→ RECORDS SHOWN:
☆ ☆ ☆ ☆ ☆

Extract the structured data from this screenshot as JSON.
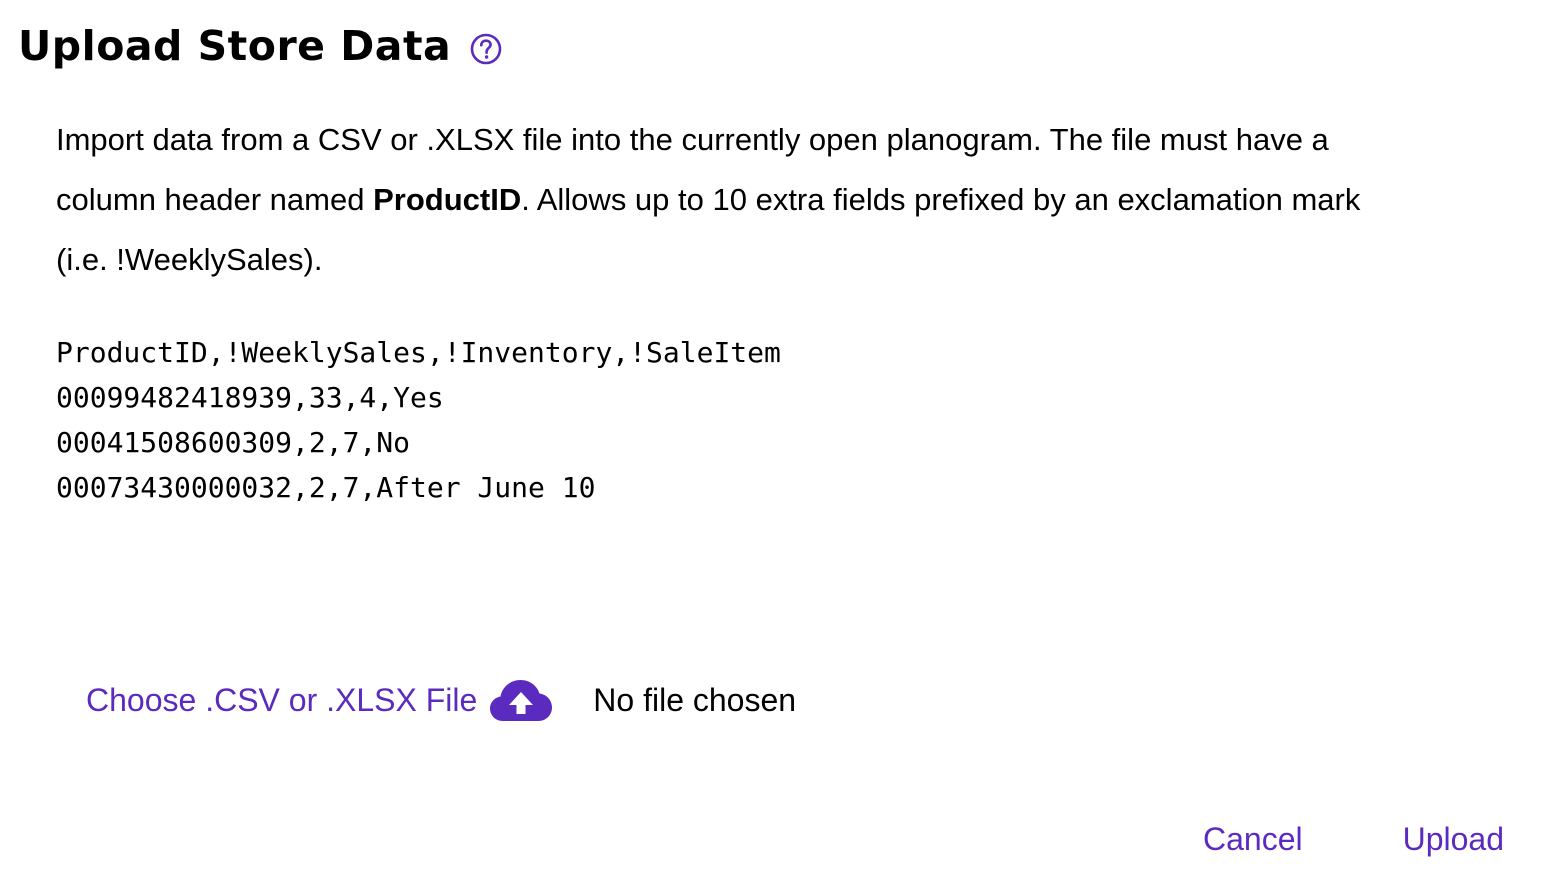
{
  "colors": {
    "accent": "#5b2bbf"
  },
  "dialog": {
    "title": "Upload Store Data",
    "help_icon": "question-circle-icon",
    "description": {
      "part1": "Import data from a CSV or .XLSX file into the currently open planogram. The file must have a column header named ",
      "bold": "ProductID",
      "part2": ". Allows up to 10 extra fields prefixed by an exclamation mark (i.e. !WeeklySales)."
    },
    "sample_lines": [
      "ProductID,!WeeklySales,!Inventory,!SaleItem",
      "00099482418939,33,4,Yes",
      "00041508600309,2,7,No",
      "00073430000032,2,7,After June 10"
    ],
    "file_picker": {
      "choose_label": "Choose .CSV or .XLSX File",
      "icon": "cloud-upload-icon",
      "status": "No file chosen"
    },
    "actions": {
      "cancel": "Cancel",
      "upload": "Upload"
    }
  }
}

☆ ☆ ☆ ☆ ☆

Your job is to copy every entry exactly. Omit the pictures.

→ YOUR SOLUTION:
Extract the structured data from this screenshot as JSON.
{
  "colors": {
    "accent": "#5b2bbf"
  },
  "dialog": {
    "title": "Upload Store Data",
    "help_icon": "question-circle-icon",
    "description": {
      "part1": "Import data from a CSV or .XLSX file into the currently open planogram. The file must have a column header named ",
      "bold": "ProductID",
      "part2": ". Allows up to 10 extra fields prefixed by an exclamation mark (i.e. !WeeklySales)."
    },
    "sample_lines": [
      "ProductID,!WeeklySales,!Inventory,!SaleItem",
      "00099482418939,33,4,Yes",
      "00041508600309,2,7,No",
      "00073430000032,2,7,After June 10"
    ],
    "file_picker": {
      "choose_label": "Choose .CSV or .XLSX File",
      "icon": "cloud-upload-icon",
      "status": "No file chosen"
    },
    "actions": {
      "cancel": "Cancel",
      "upload": "Upload"
    }
  }
}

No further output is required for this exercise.